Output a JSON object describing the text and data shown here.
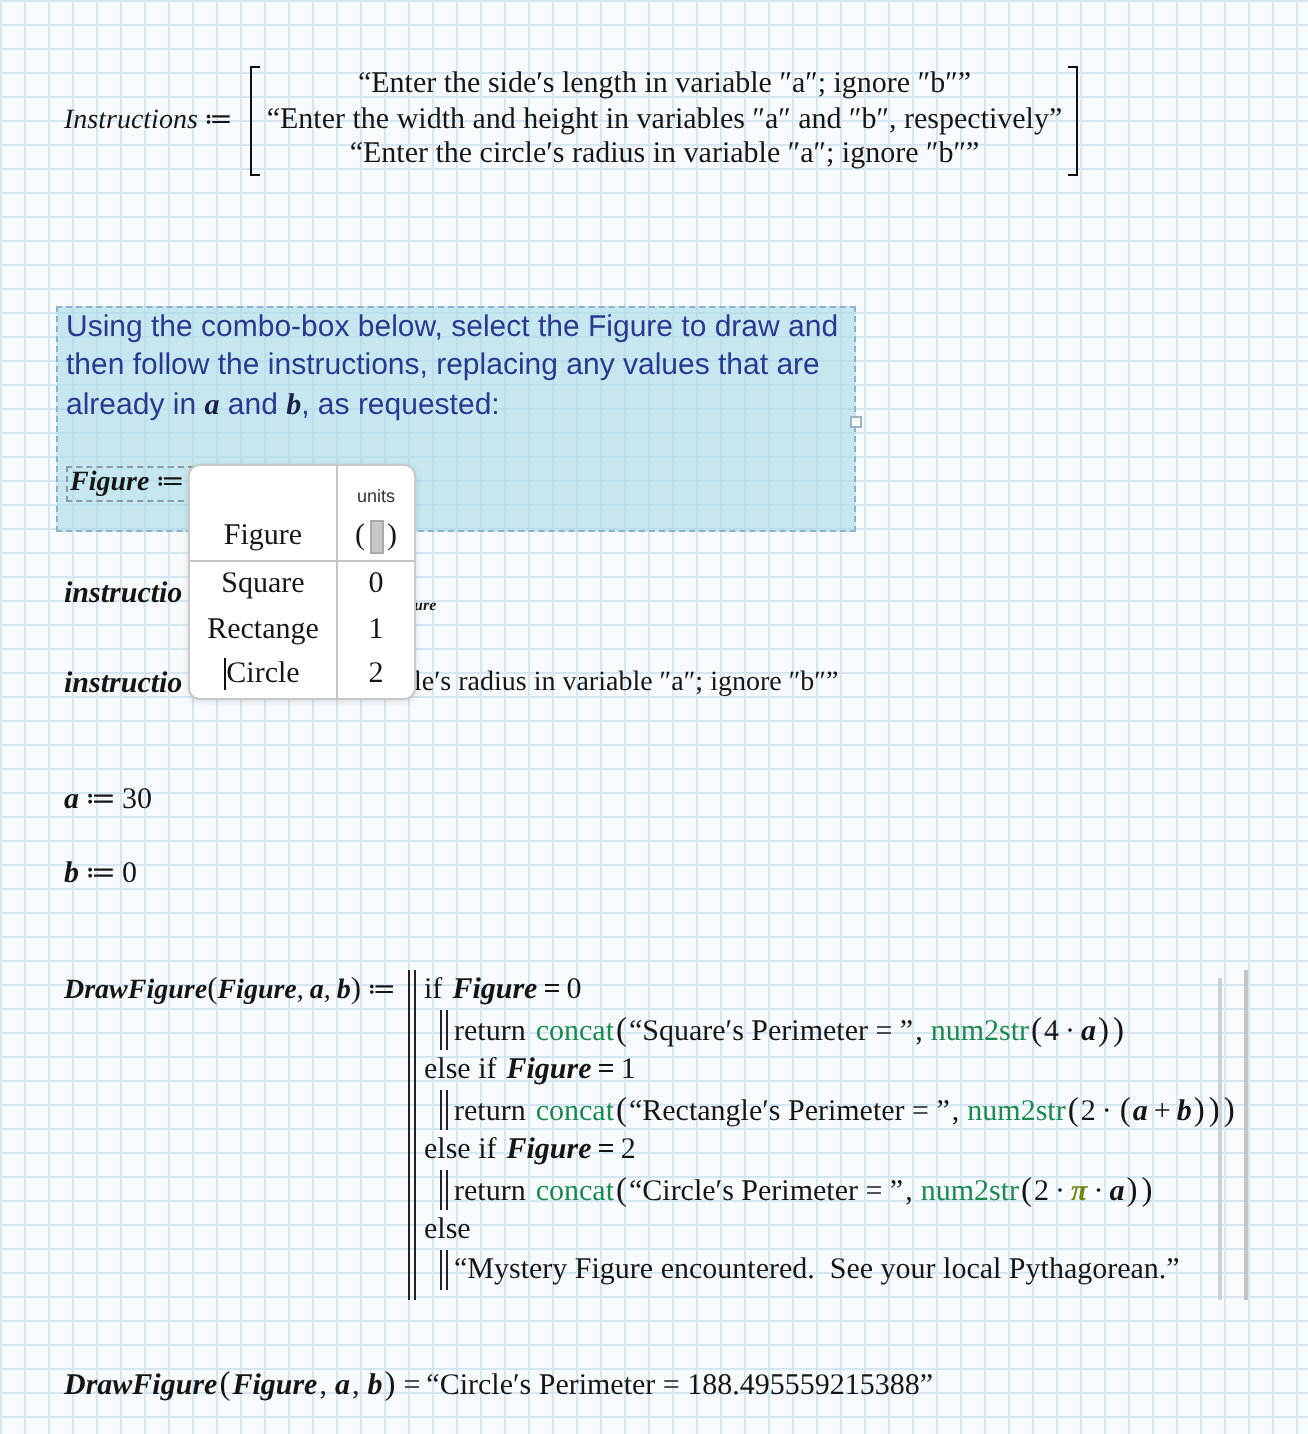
{
  "instructions_definition": {
    "tokens": [
      {
        "kind": "var",
        "text": "Instructions"
      },
      {
        "kind": "op",
        "text": "≔"
      }
    ],
    "rows": [
      "“Enter the side′s length in variable ″a″; ignore ″b″”",
      "“Enter the width and height in variables ″a″ and ″b″, respectively”",
      "“Enter the circle′s radius in variable ″a″; ignore ″b″”"
    ]
  },
  "text_region": {
    "text": "Using the combo-box below, select the Figure to draw and then follow the instructions, replacing any values that are already in **a** and **b**, as requested:",
    "definition": [
      {
        "kind": "var",
        "text": "Figure"
      },
      {
        "kind": "op",
        "text": "≔"
      }
    ]
  },
  "combo_box": {
    "header": "Figure",
    "units_label": "units",
    "units_delimiters": [
      "(",
      ")"
    ],
    "options": [
      {
        "label": "Square",
        "value": "0",
        "selected": false
      },
      {
        "label": "Rectange",
        "value": "1",
        "selected": false
      },
      {
        "label": "Circle",
        "value": "2",
        "selected": true
      }
    ]
  },
  "hidden_lines": [
    {
      "tokens": [
        {
          "kind": "var",
          "text": "instructio"
        }
      ],
      "kind": "subscript",
      "fragment": "ure"
    },
    {
      "tokens": [
        {
          "kind": "var",
          "text": "instructio"
        }
      ],
      "kind": "text",
      "fragment": "le′s radius in variable ″a″; ignore ″b″”"
    }
  ],
  "assignments": [
    [
      {
        "kind": "var",
        "text": "a"
      },
      {
        "kind": "op",
        "text": "≔"
      },
      {
        "kind": "num",
        "text": "30"
      }
    ],
    [
      {
        "kind": "var",
        "text": "b"
      },
      {
        "kind": "op",
        "text": "≔"
      },
      {
        "kind": "num",
        "text": "0"
      }
    ]
  ],
  "function_definition": {
    "tokens": [
      {
        "kind": "var",
        "text": "DrawFigure"
      },
      {
        "kind": "paren",
        "text": "("
      },
      {
        "kind": "var",
        "text": "Figure"
      },
      {
        "kind": "sep",
        "text": ","
      },
      {
        "kind": "var",
        "text": "a"
      },
      {
        "kind": "sep",
        "text": ","
      },
      {
        "kind": "var",
        "text": "b"
      },
      {
        "kind": "paren",
        "text": ")"
      },
      {
        "kind": "op",
        "text": "≔"
      }
    ],
    "branches": [
      {
        "line": [
          {
            "kind": "kw",
            "text": "if"
          },
          {
            "kind": "var",
            "text": "Figure"
          },
          {
            "kind": "bool",
            "text": "="
          },
          {
            "kind": "num",
            "text": "0"
          }
        ],
        "body": [
          {
            "kind": "kw",
            "text": "return"
          },
          {
            "kind": "fn",
            "text": "concat"
          },
          {
            "kind": "paren",
            "text": "("
          },
          {
            "kind": "str",
            "text": "“Square′s Perimeter = ”"
          },
          {
            "kind": "sep",
            "text": ","
          },
          {
            "kind": "fn",
            "text": "num2str"
          },
          {
            "kind": "paren",
            "text": "("
          },
          {
            "kind": "num",
            "text": "4"
          },
          {
            "kind": "op",
            "text": "·"
          },
          {
            "kind": "var",
            "text": "a"
          },
          {
            "kind": "paren",
            "text": ")"
          },
          {
            "kind": "paren",
            "text": ")"
          }
        ]
      },
      {
        "line": [
          {
            "kind": "kw",
            "text": "else if"
          },
          {
            "kind": "var",
            "text": "Figure"
          },
          {
            "kind": "bool",
            "text": "="
          },
          {
            "kind": "num",
            "text": "1"
          }
        ],
        "body": [
          {
            "kind": "kw",
            "text": "return"
          },
          {
            "kind": "fn",
            "text": "concat"
          },
          {
            "kind": "paren",
            "text": "("
          },
          {
            "kind": "str",
            "text": "“Rectangle′s Perimeter = ”"
          },
          {
            "kind": "sep",
            "text": ","
          },
          {
            "kind": "fn",
            "text": "num2str"
          },
          {
            "kind": "paren",
            "text": "("
          },
          {
            "kind": "num",
            "text": "2"
          },
          {
            "kind": "op",
            "text": "·"
          },
          {
            "kind": "paren",
            "text": "("
          },
          {
            "kind": "var",
            "text": "a"
          },
          {
            "kind": "op",
            "text": "+"
          },
          {
            "kind": "var",
            "text": "b"
          },
          {
            "kind": "paren",
            "text": ")"
          },
          {
            "kind": "paren",
            "text": ")"
          },
          {
            "kind": "paren",
            "text": ")"
          }
        ]
      },
      {
        "line": [
          {
            "kind": "kw",
            "text": "else if"
          },
          {
            "kind": "var",
            "text": "Figure"
          },
          {
            "kind": "bool",
            "text": "="
          },
          {
            "kind": "num",
            "text": "2"
          }
        ],
        "body": [
          {
            "kind": "kw",
            "text": "return"
          },
          {
            "kind": "fn",
            "text": "concat"
          },
          {
            "kind": "paren",
            "text": "("
          },
          {
            "kind": "str",
            "text": "“Circle′s Perimeter = ”"
          },
          {
            "kind": "sep",
            "text": ","
          },
          {
            "kind": "fn",
            "text": "num2str"
          },
          {
            "kind": "paren",
            "text": "("
          },
          {
            "kind": "num",
            "text": "2"
          },
          {
            "kind": "op",
            "text": "·"
          },
          {
            "kind": "const",
            "text": "π"
          },
          {
            "kind": "op",
            "text": "·"
          },
          {
            "kind": "var",
            "text": "a"
          },
          {
            "kind": "paren",
            "text": ")"
          },
          {
            "kind": "paren",
            "text": ")"
          }
        ]
      },
      {
        "line": [
          {
            "kind": "kw",
            "text": "else"
          }
        ],
        "body": [
          {
            "kind": "str",
            "text": "“Mystery Figure encountered.  See your local Pythagorean.”"
          }
        ]
      }
    ]
  },
  "result": [
    {
      "kind": "var",
      "text": "DrawFigure"
    },
    {
      "kind": "paren",
      "text": "("
    },
    {
      "kind": "var",
      "text": "Figure"
    },
    {
      "kind": "sep",
      "text": ","
    },
    {
      "kind": "var",
      "text": "a"
    },
    {
      "kind": "sep",
      "text": ","
    },
    {
      "kind": "var",
      "text": "b"
    },
    {
      "kind": "paren",
      "text": ")"
    },
    {
      "kind": "op",
      "text": "="
    },
    {
      "kind": "str",
      "text": "“Circle′s Perimeter = 188.495559215388”"
    }
  ]
}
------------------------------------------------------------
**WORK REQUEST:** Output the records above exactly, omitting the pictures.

**RESULT:**
Output a JSON object describing the text and data shown here.
{
  "instructions_definition": {
    "tokens": [
      {
        "kind": "var",
        "text": "Instructions"
      },
      {
        "kind": "op",
        "text": "≔"
      }
    ],
    "rows": [
      "“Enter the side′s length in variable ″a″; ignore ″b″”",
      "“Enter the width and height in variables ″a″ and ″b″, respectively”",
      "“Enter the circle′s radius in variable ″a″; ignore ″b″”"
    ]
  },
  "text_region": {
    "text": "Using the combo-box below, select the Figure to draw and then follow the instructions, replacing any values that are already in **a** and **b**, as requested:",
    "definition": [
      {
        "kind": "var",
        "text": "Figure"
      },
      {
        "kind": "op",
        "text": "≔"
      }
    ]
  },
  "combo_box": {
    "header": "Figure",
    "units_label": "units",
    "units_delimiters": [
      "(",
      ")"
    ],
    "options": [
      {
        "label": "Square",
        "value": "0",
        "selected": false
      },
      {
        "label": "Rectange",
        "value": "1",
        "selected": false
      },
      {
        "label": "Circle",
        "value": "2",
        "selected": true
      }
    ]
  },
  "hidden_lines": [
    {
      "tokens": [
        {
          "kind": "var",
          "text": "instructio"
        }
      ],
      "kind": "subscript",
      "fragment": "ure"
    },
    {
      "tokens": [
        {
          "kind": "var",
          "text": "instructio"
        }
      ],
      "kind": "text",
      "fragment": "le′s radius in variable ″a″; ignore ″b″”"
    }
  ],
  "assignments": [
    [
      {
        "kind": "var",
        "text": "a"
      },
      {
        "kind": "op",
        "text": "≔"
      },
      {
        "kind": "num",
        "text": "30"
      }
    ],
    [
      {
        "kind": "var",
        "text": "b"
      },
      {
        "kind": "op",
        "text": "≔"
      },
      {
        "kind": "num",
        "text": "0"
      }
    ]
  ],
  "function_definition": {
    "tokens": [
      {
        "kind": "var",
        "text": "DrawFigure"
      },
      {
        "kind": "paren",
        "text": "("
      },
      {
        "kind": "var",
        "text": "Figure"
      },
      {
        "kind": "sep",
        "text": ","
      },
      {
        "kind": "var",
        "text": "a"
      },
      {
        "kind": "sep",
        "text": ","
      },
      {
        "kind": "var",
        "text": "b"
      },
      {
        "kind": "paren",
        "text": ")"
      },
      {
        "kind": "op",
        "text": "≔"
      }
    ],
    "branches": [
      {
        "line": [
          {
            "kind": "kw",
            "text": "if"
          },
          {
            "kind": "var",
            "text": "Figure"
          },
          {
            "kind": "bool",
            "text": "="
          },
          {
            "kind": "num",
            "text": "0"
          }
        ],
        "body": [
          {
            "kind": "kw",
            "text": "return"
          },
          {
            "kind": "fn",
            "text": "concat"
          },
          {
            "kind": "paren",
            "text": "("
          },
          {
            "kind": "str",
            "text": "“Square′s Perimeter = ”"
          },
          {
            "kind": "sep",
            "text": ","
          },
          {
            "kind": "fn",
            "text": "num2str"
          },
          {
            "kind": "paren",
            "text": "("
          },
          {
            "kind": "num",
            "text": "4"
          },
          {
            "kind": "op",
            "text": "·"
          },
          {
            "kind": "var",
            "text": "a"
          },
          {
            "kind": "paren",
            "text": ")"
          },
          {
            "kind": "paren",
            "text": ")"
          }
        ]
      },
      {
        "line": [
          {
            "kind": "kw",
            "text": "else if"
          },
          {
            "kind": "var",
            "text": "Figure"
          },
          {
            "kind": "bool",
            "text": "="
          },
          {
            "kind": "num",
            "text": "1"
          }
        ],
        "body": [
          {
            "kind": "kw",
            "text": "return"
          },
          {
            "kind": "fn",
            "text": "concat"
          },
          {
            "kind": "paren",
            "text": "("
          },
          {
            "kind": "str",
            "text": "“Rectangle′s Perimeter = ”"
          },
          {
            "kind": "sep",
            "text": ","
          },
          {
            "kind": "fn",
            "text": "num2str"
          },
          {
            "kind": "paren",
            "text": "("
          },
          {
            "kind": "num",
            "text": "2"
          },
          {
            "kind": "op",
            "text": "·"
          },
          {
            "kind": "paren",
            "text": "("
          },
          {
            "kind": "var",
            "text": "a"
          },
          {
            "kind": "op",
            "text": "+"
          },
          {
            "kind": "var",
            "text": "b"
          },
          {
            "kind": "paren",
            "text": ")"
          },
          {
            "kind": "paren",
            "text": ")"
          },
          {
            "kind": "paren",
            "text": ")"
          }
        ]
      },
      {
        "line": [
          {
            "kind": "kw",
            "text": "else if"
          },
          {
            "kind": "var",
            "text": "Figure"
          },
          {
            "kind": "bool",
            "text": "="
          },
          {
            "kind": "num",
            "text": "2"
          }
        ],
        "body": [
          {
            "kind": "kw",
            "text": "return"
          },
          {
            "kind": "fn",
            "text": "concat"
          },
          {
            "kind": "paren",
            "text": "("
          },
          {
            "kind": "str",
            "text": "“Circle′s Perimeter = ”"
          },
          {
            "kind": "sep",
            "text": ","
          },
          {
            "kind": "fn",
            "text": "num2str"
          },
          {
            "kind": "paren",
            "text": "("
          },
          {
            "kind": "num",
            "text": "2"
          },
          {
            "kind": "op",
            "text": "·"
          },
          {
            "kind": "const",
            "text": "π"
          },
          {
            "kind": "op",
            "text": "·"
          },
          {
            "kind": "var",
            "text": "a"
          },
          {
            "kind": "paren",
            "text": ")"
          },
          {
            "kind": "paren",
            "text": ")"
          }
        ]
      },
      {
        "line": [
          {
            "kind": "kw",
            "text": "else"
          }
        ],
        "body": [
          {
            "kind": "str",
            "text": "“Mystery Figure encountered.  See your local Pythagorean.”"
          }
        ]
      }
    ]
  },
  "result": [
    {
      "kind": "var",
      "text": "DrawFigure"
    },
    {
      "kind": "paren",
      "text": "("
    },
    {
      "kind": "var",
      "text": "Figure"
    },
    {
      "kind": "sep",
      "text": ","
    },
    {
      "kind": "var",
      "text": "a"
    },
    {
      "kind": "sep",
      "text": ","
    },
    {
      "kind": "var",
      "text": "b"
    },
    {
      "kind": "paren",
      "text": ")"
    },
    {
      "kind": "op",
      "text": "="
    },
    {
      "kind": "str",
      "text": "“Circle′s Perimeter = 188.495559215388”"
    }
  ]
}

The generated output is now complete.